How to complete this task:
An image-free, word-for-word version of the records below is to be returned.

Data to examine:
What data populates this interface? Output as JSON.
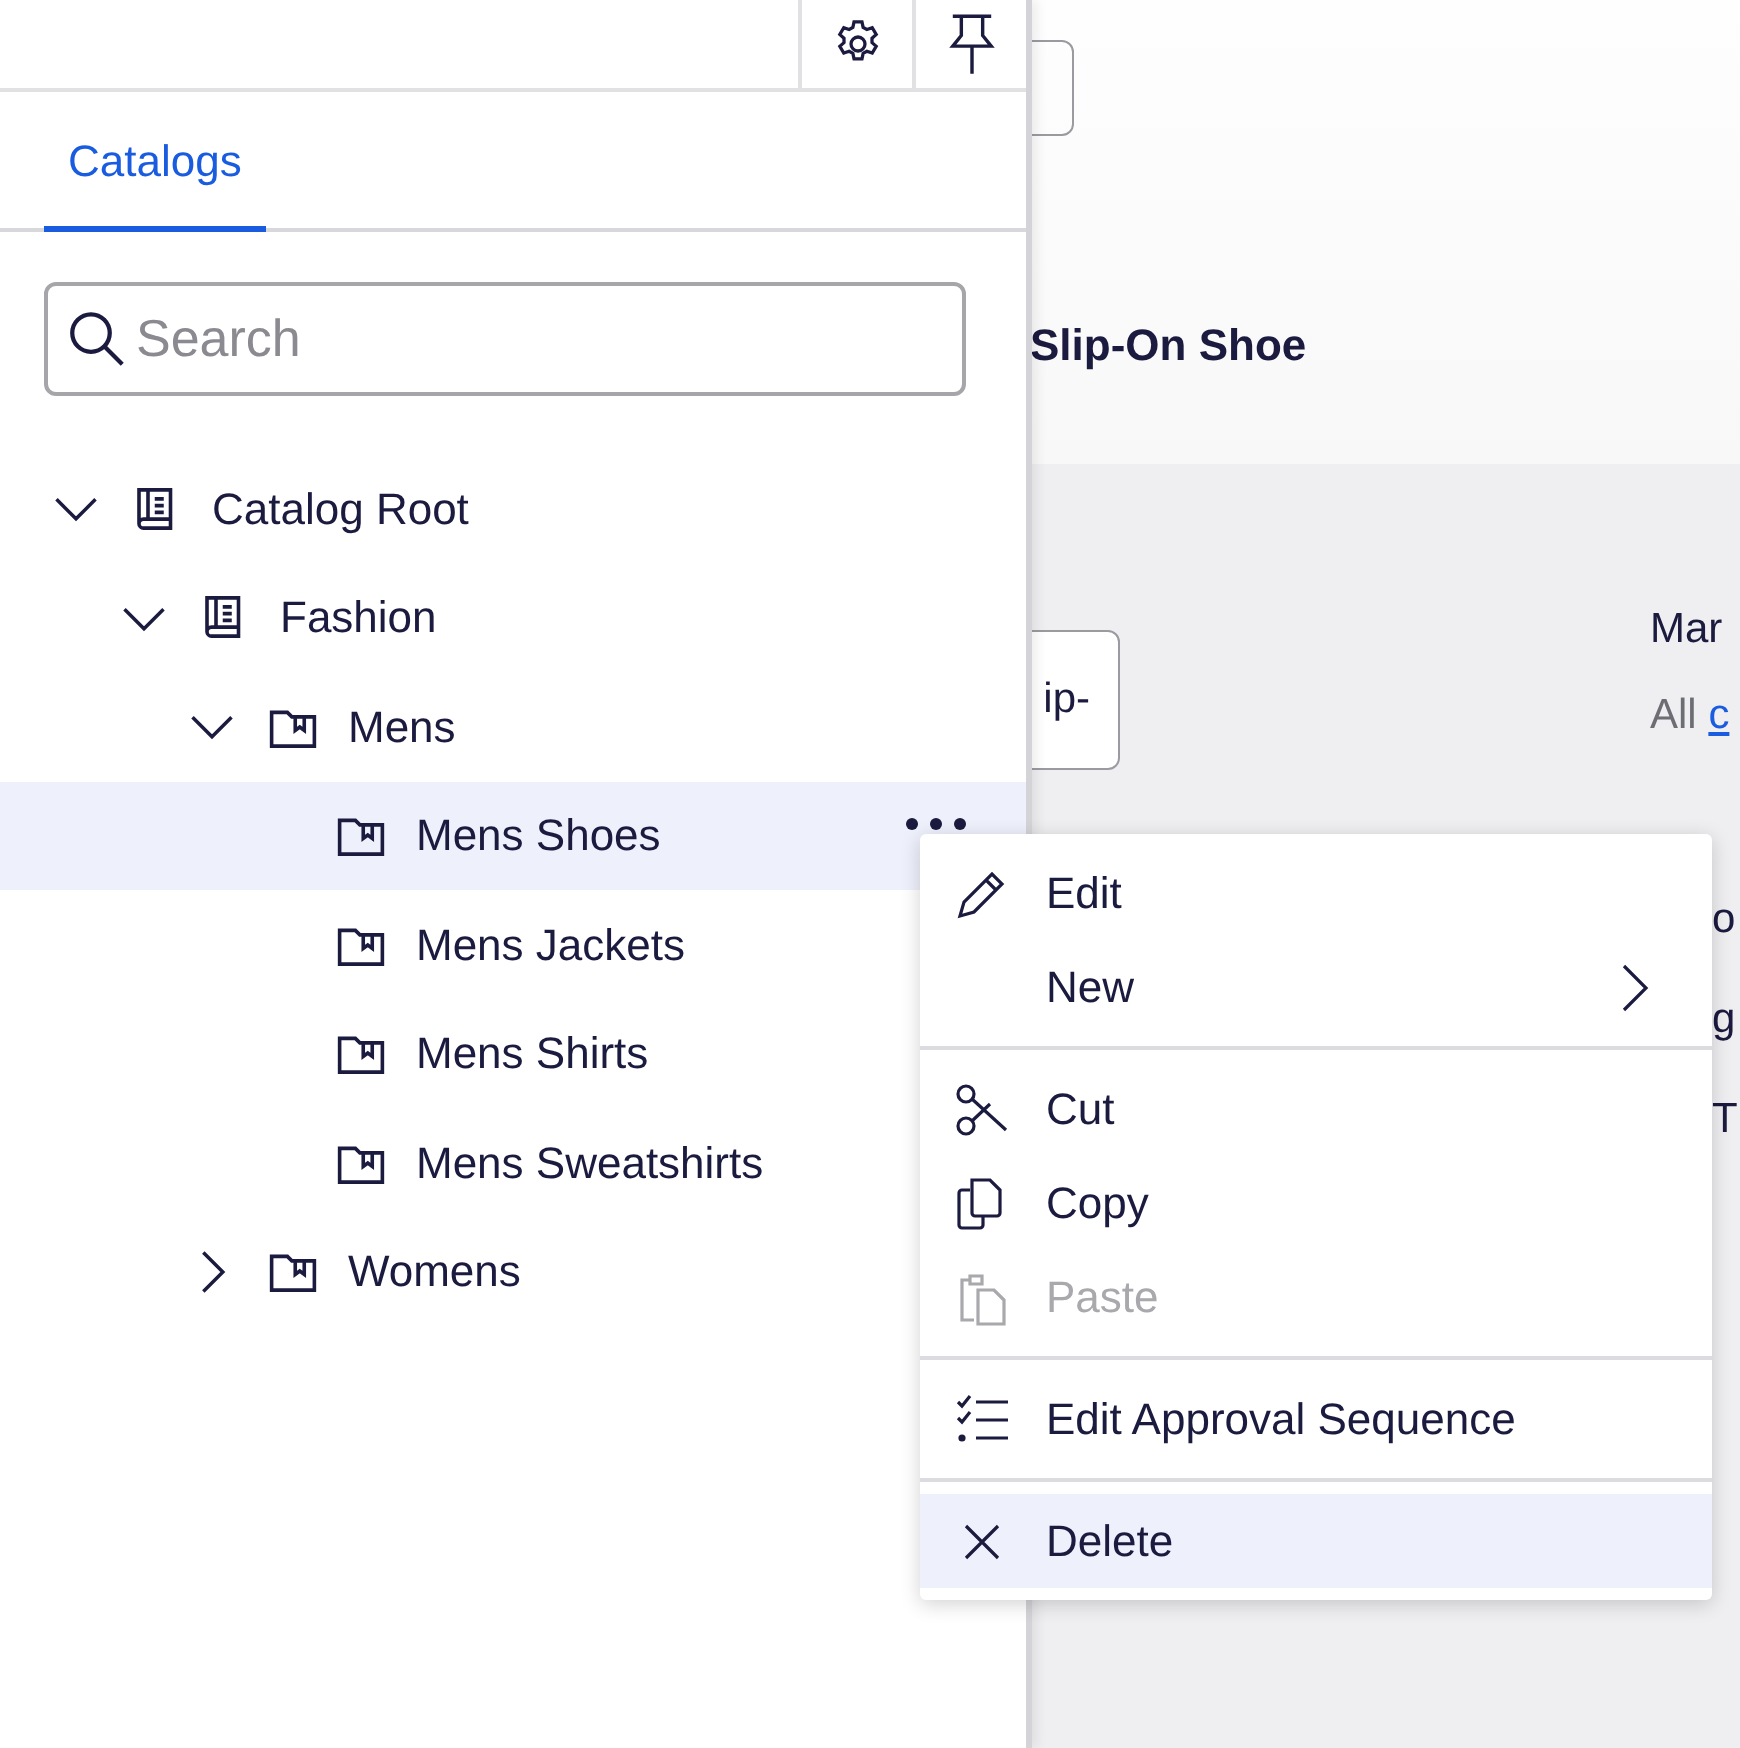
{
  "background": {
    "product_title": "Slip-On Shoe",
    "field_value": "ip-",
    "label": "Mar",
    "hint": {
      "text": "All",
      "link": "c"
    },
    "behind_menu": [
      "o",
      "g",
      "T"
    ]
  },
  "panel": {
    "tabs": [
      {
        "label": "Catalogs",
        "selected": true
      }
    ],
    "search": {
      "placeholder": "Search"
    },
    "tree": [
      {
        "label": "Catalog Root",
        "kind": "catalog",
        "expanded": true,
        "selected": false,
        "children": [
          {
            "label": "Fashion",
            "kind": "catalog",
            "expanded": true,
            "selected": false,
            "children": [
              {
                "label": "Mens",
                "kind": "category",
                "expanded": true,
                "selected": false,
                "children": [
                  {
                    "label": "Mens Shoes",
                    "kind": "category",
                    "selected": true
                  },
                  {
                    "label": "Mens Jackets",
                    "kind": "category",
                    "selected": false
                  },
                  {
                    "label": "Mens Shirts",
                    "kind": "category",
                    "selected": false
                  },
                  {
                    "label": "Mens Sweatshirts",
                    "kind": "category",
                    "selected": false
                  }
                ]
              },
              {
                "label": "Womens",
                "kind": "category",
                "expanded": false,
                "selected": false
              }
            ]
          }
        ]
      }
    ]
  },
  "context_menu": {
    "groups": [
      [
        {
          "label": "Edit",
          "submenu": false,
          "disabled": false,
          "selected": false
        },
        {
          "label": "New",
          "submenu": true,
          "disabled": false,
          "selected": false
        }
      ],
      [
        {
          "label": "Cut",
          "submenu": false,
          "disabled": false,
          "selected": false
        },
        {
          "label": "Copy",
          "submenu": false,
          "disabled": false,
          "selected": false
        },
        {
          "label": "Paste",
          "submenu": false,
          "disabled": true,
          "selected": false
        }
      ],
      [
        {
          "label": "Edit Approval Sequence",
          "submenu": false,
          "disabled": false,
          "selected": false
        }
      ],
      [
        {
          "label": "Delete",
          "submenu": false,
          "disabled": false,
          "selected": true
        }
      ]
    ]
  }
}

Problem solution:
What data populates this interface? Output as JSON.
{
  "background": {
    "product_title": "Slip-On Shoe",
    "field_value": "ip-",
    "label": "Mar",
    "hint": {
      "text": "All",
      "link": "c"
    },
    "behind_menu": [
      "o",
      "g",
      "T"
    ]
  },
  "panel": {
    "tabs": [
      {
        "label": "Catalogs",
        "selected": true
      }
    ],
    "search": {
      "placeholder": "Search"
    },
    "tree": [
      {
        "label": "Catalog Root",
        "kind": "catalog",
        "expanded": true,
        "selected": false,
        "children": [
          {
            "label": "Fashion",
            "kind": "catalog",
            "expanded": true,
            "selected": false,
            "children": [
              {
                "label": "Mens",
                "kind": "category",
                "expanded": true,
                "selected": false,
                "children": [
                  {
                    "label": "Mens Shoes",
                    "kind": "category",
                    "selected": true
                  },
                  {
                    "label": "Mens Jackets",
                    "kind": "category",
                    "selected": false
                  },
                  {
                    "label": "Mens Shirts",
                    "kind": "category",
                    "selected": false
                  },
                  {
                    "label": "Mens Sweatshirts",
                    "kind": "category",
                    "selected": false
                  }
                ]
              },
              {
                "label": "Womens",
                "kind": "category",
                "expanded": false,
                "selected": false
              }
            ]
          }
        ]
      }
    ]
  },
  "context_menu": {
    "groups": [
      [
        {
          "label": "Edit",
          "submenu": false,
          "disabled": false,
          "selected": false
        },
        {
          "label": "New",
          "submenu": true,
          "disabled": false,
          "selected": false
        }
      ],
      [
        {
          "label": "Cut",
          "submenu": false,
          "disabled": false,
          "selected": false
        },
        {
          "label": "Copy",
          "submenu": false,
          "disabled": false,
          "selected": false
        },
        {
          "label": "Paste",
          "submenu": false,
          "disabled": true,
          "selected": false
        }
      ],
      [
        {
          "label": "Edit Approval Sequence",
          "submenu": false,
          "disabled": false,
          "selected": false
        }
      ],
      [
        {
          "label": "Delete",
          "submenu": false,
          "disabled": false,
          "selected": true
        }
      ]
    ]
  }
}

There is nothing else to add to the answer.